- 1917 : Bulwark of European Reaction Destroyed
- Economic Growth : for Farmers, Workers and Technology
Russian people creating a heaven on earth for working people
When Soviets captured the power, the first order signed by Com Lenin was ‘Land to the tiller’ distributing lands which were under the control of despotic feudal lords and churches to all the farmers.
Next many developmental plans with definite deadlines were established to increase the production of the basic necessities. They were fulfilled even before their deadlines. The very first plan was to electrify the whole country, which forms 1/6th of the world land mass, within a mere 5 years. For colonial dominated India, it took 100 years to achieve this last year. Soviet Russians achieved the electrification of the world’s biggest country, before the deadline.
Many of the fundamental life requirements were made compulsory rights under law. Some of them are:
- Free education for all, job for all after education,
- housing for all (Before the revolution of 1917, Moscow’s total population was 18,50,000. Out of these, more than 3,50,000 people lived in wooden cottages at 15 persons in each room)
- Free medical care of all types of illness (not only to Soviet citizens but also to the foreigners there),
- Pension to the aged
These fundamental rights are rights protected by law. If anyone tried to deny these rights to the people, they were given exemplary punishment.
The number of working hours had been legally fixed. It was 8 hours/day, 6 working days and 1 rest day per week for all people throughout the country. How did it become possible?
In order to increase the production, Com Lenin called on people to work free for the country on weekly rest days, instead of allowing multinationals to exploit human and mineral resources of the country as being done in our country. In Russian language, it was called ‘Subbotnic’ or rest day [Sunday is ‘Sabbatical’ for Christians, Friday for Jews & Muslims]. This was declared to be purely on voluntary basis. Only a few thousands turned up in the beginning, but soon millions participated and all the surplus wealth created became the wealth of the people.
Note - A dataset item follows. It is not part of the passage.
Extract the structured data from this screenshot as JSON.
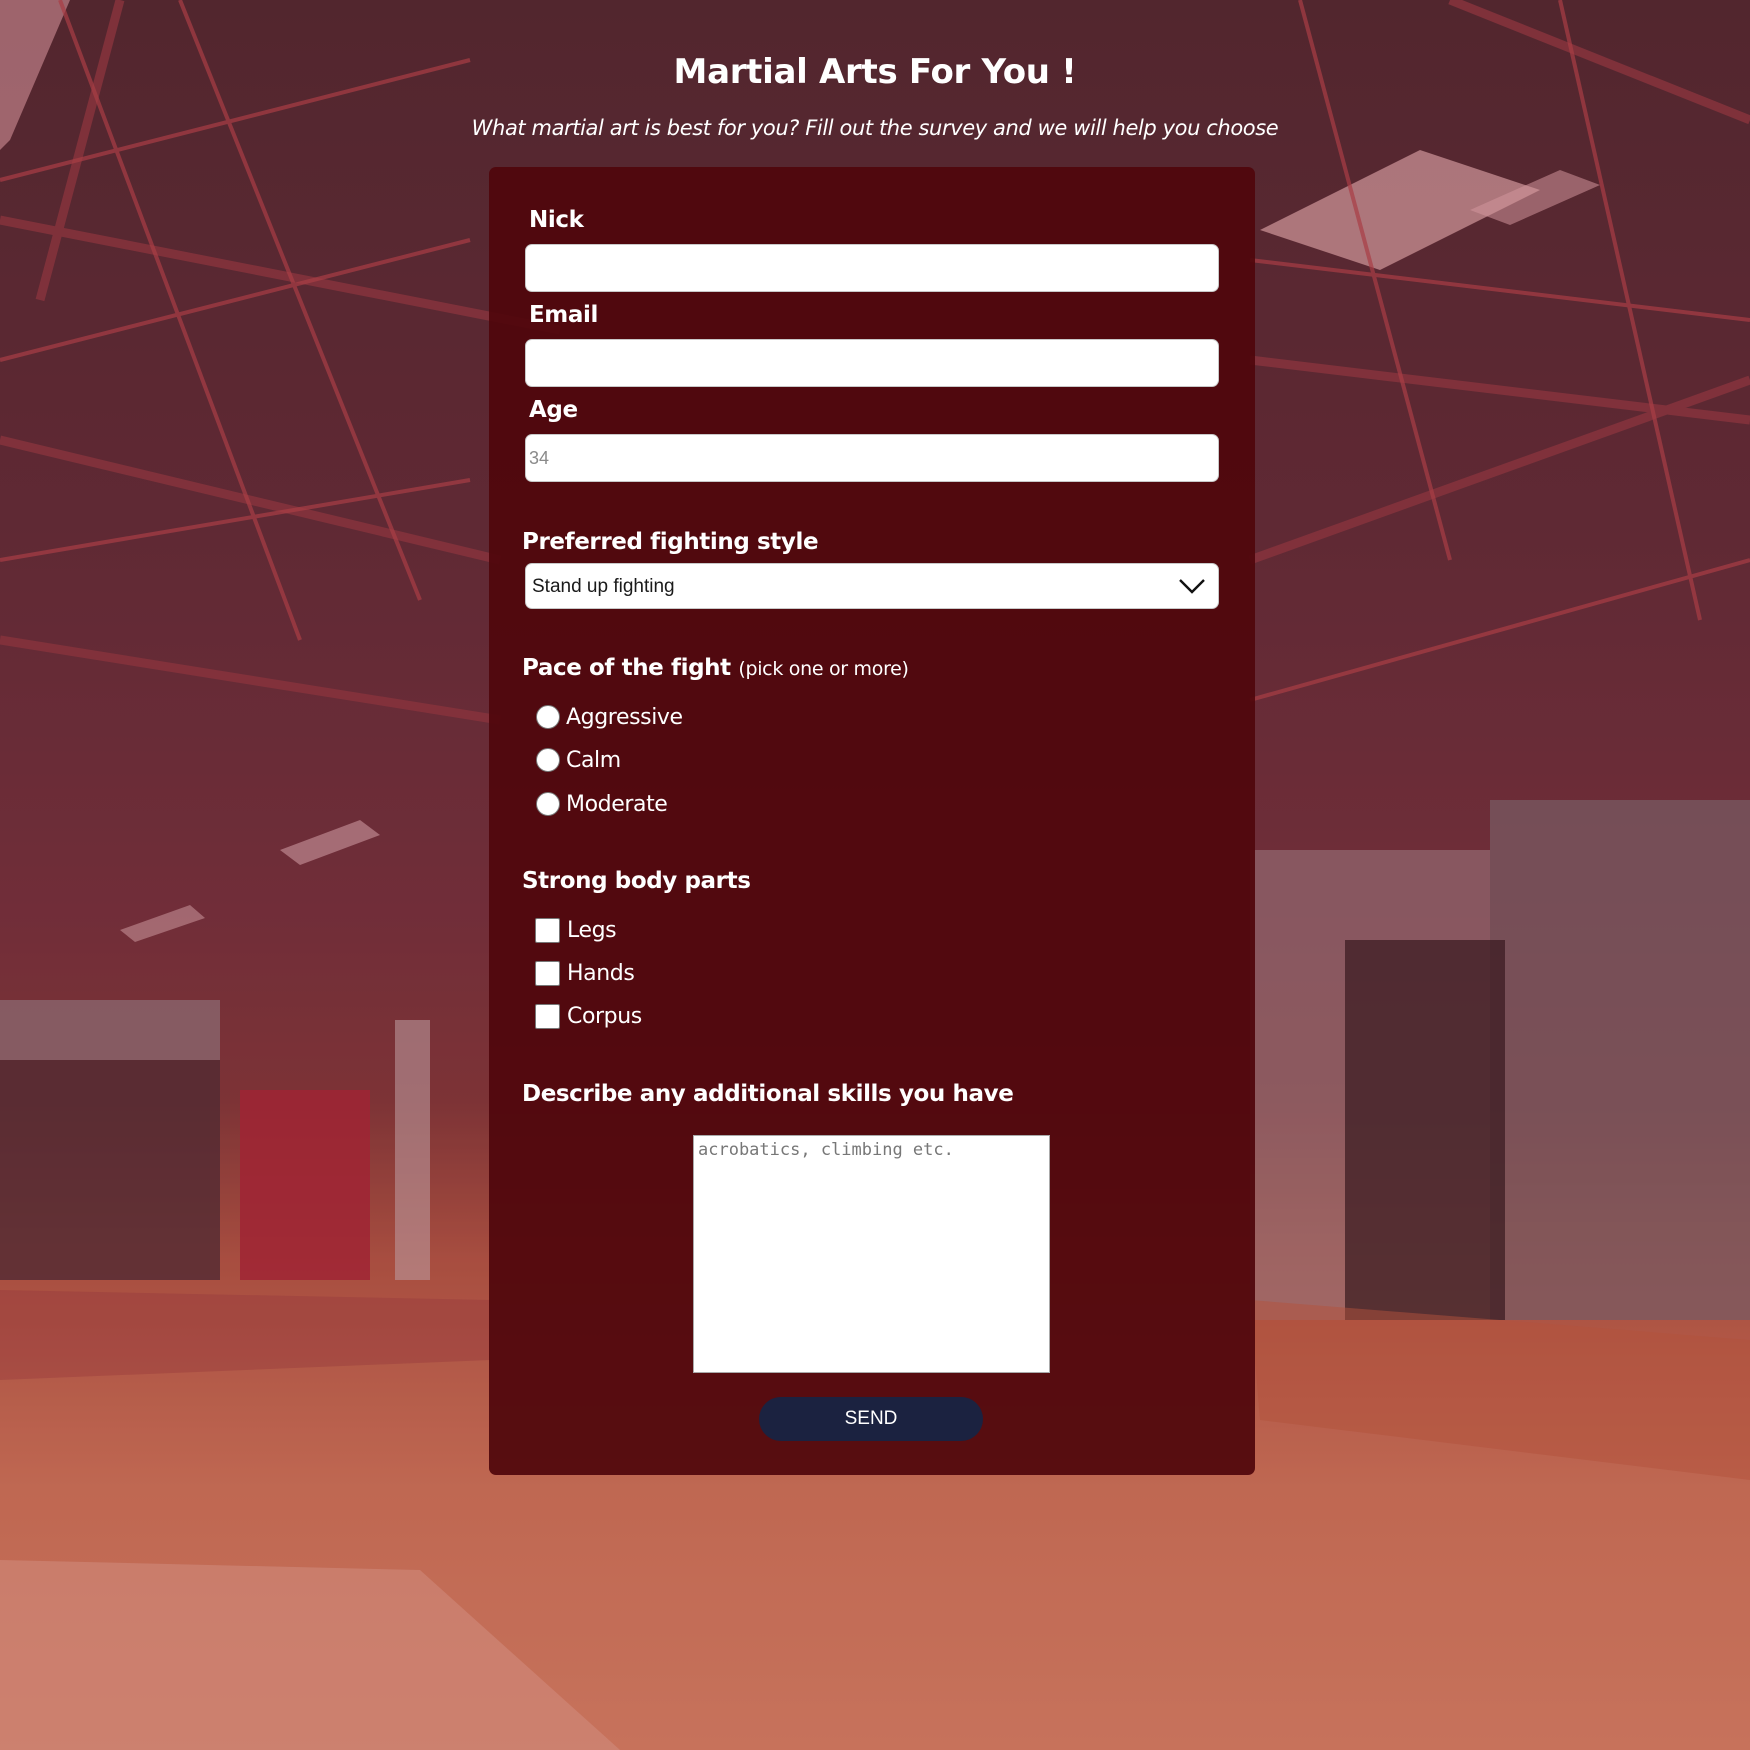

After the demise of Com Lenin, Com Stalin was took over the responsibility of leading the country. Under his leadership, Soviet people achieved many extraordinary feats. Soviet Union was in the forefront of the world economy. Yes. It is the ‘dictatorship’ of the proletariat under the leadership of Stalin which could make such great strides of Socialism.
Post revolution, Soviet Russia was lagging in food production for 4 years. There were widespread famines. In order to achieve self sufficiency in agriculture, the Soviet Government undertook projects of dam & canal building at war footing speed. Big farms run collectively by villagers were formed.
The collective farms were so big with thousands of acres of lands. The farmers working in them were given houses with a backyard garden within the collective farms. These farms competed among them in production in order to supply the country with as much crop as possible. The farms which achieved targets were honoured with country-wide publicity and awards.
How many farmers in our country can afford to go near an aeroplane? How many would have traveled inone? In Soviet Union each collective farm had a few dozen aircrafts for their use. They were given small aircrafts to transport produce from their farms to other parts of the country. But for Indian farmers, successive governments only give debt burden and empty promises.
Can we imagine cotton cultivation in desert? Soviet people did realize just that. In the Uzbekistan republic of Soviet Union, they used the water from a swamp to irrigate the nearby desert, built irrigation canals and formed collective farms.
A quote from Writer Akilan about his experience in one such Uzbekistan farm is given below.
“Cotton plants were grown as tall as men. I have never seen such tall cotton plants before. So, I entered inside the field and went to pluck a pod. Immediately a farmer stopped me from plucking saying something loud. I asked my Russian writer friend to interpret what the farmer said. He interpreted “he was saying not to waste the pod as it is not yet ripe”. I was astonished. The farm had thousands of acres. I went to pluck just one pod. The farm itself is a collective one. Can someone who doesn’t treat the farm as his own intervene like that? I cannot forget that simple peasant who cared the countries property as his own. (In Soviet Country: Travelogue, Akilan, pg 52).
(… to be continued)
This is a translation of Tamil article published in vinavu in 2010. On the occasion of the 101st anniversary of the great Russian Socialist Revolution (November 7, 1917), we publish this article as five part series. We had added updated information to account for the 8 years of new develoments.
Translated by : Nesan